Scholars agree that the longstanding standardization–adaptation debate, which is around for more than 40 years, is not solved yet. More than that, a recent systematic review by Schmid and Kotulla (2011) found that only four papers out of 330 aimed to theoretically explain why firms actually chose to standardize or adapt their marketing across nations in a certain way. Hence, the research on standardization/adaptation is characterized by nonsignificant, contradictory, and even confusing. Against this background, the authors reveal a new potential driver for the decision to adapt, namely, international marketing capabilities. In general, the authors propose that different degrees of marketing capabilities impact the strategic decision regarding whether to adapt or standardize. More specifically, the detailed knowledge acquired for a new territory (via the marketing capabilities) is posit to push toward over-adaptation of the marketing mix elements, which accounts for differences between home and host countries. This notion is in the spirit of Homburg et al. (2011) findings that there is an optimum level with regard to customer-oriented behaviors… “Thus, there are times when the customer should not be king” (p. 68). Recently, Deresiewicz (2014) noted that “The force that drives the salmon run is fear” (p. 21). The authors argue that similar phenomenon occurs in the export-marketing arena when firms are afraid to be too different from their international competitors or international customer expectations and adopt an over-adaptation strategy. In sum, the core belief of this research is that a tradeoff approach, which seeks an either/or decision regarding standardization or adaptation, is not appropriate and firms should consider developing both/and approach (adapting some elements and standardize other elements), and avoid the “salmons run” toward the adaptation direction that might lead to inferior performance. This research contributes to the adaptation/standardization stream of research by showing that firms’ marketing capabilities may serve as driver for adaptation that ultimately affect the international marketing strategy and firm’s international performance. References available upon request.
|Title of host publication||Developments in Marketing Science|
|Subtitle of host publication||Proceedings of the Academy of Marketing Science|
|Number of pages||2|
|State||Published - 2016|
|Name||Developments in Marketing Science: Proceedings of the Academy of Marketing Science|
Bibliographical notePublisher Copyright:

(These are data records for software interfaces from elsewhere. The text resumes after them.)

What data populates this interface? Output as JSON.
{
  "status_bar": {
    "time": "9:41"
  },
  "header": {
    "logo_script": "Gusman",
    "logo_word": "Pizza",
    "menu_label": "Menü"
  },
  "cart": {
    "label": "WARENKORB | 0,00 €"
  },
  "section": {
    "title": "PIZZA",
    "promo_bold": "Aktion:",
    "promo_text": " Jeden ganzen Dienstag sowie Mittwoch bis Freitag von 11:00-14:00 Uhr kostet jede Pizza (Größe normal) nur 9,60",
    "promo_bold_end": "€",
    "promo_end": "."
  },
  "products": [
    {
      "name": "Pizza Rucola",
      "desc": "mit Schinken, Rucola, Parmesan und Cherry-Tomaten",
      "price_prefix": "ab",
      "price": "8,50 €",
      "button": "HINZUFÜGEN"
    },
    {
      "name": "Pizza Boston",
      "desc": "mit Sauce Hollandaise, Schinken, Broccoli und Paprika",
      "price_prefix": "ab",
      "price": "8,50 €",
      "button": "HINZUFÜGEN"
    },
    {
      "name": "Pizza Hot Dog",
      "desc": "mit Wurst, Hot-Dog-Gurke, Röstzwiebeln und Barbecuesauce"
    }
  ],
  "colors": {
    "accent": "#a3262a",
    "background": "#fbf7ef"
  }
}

© 2016, Academy of Marketing Science.
- Customer Relationship
- Customer Relationship Management
- Host Country
- Recent Systematic Review
- Strategic Decision
ASJC Scopus subject areas
- Strategy and Management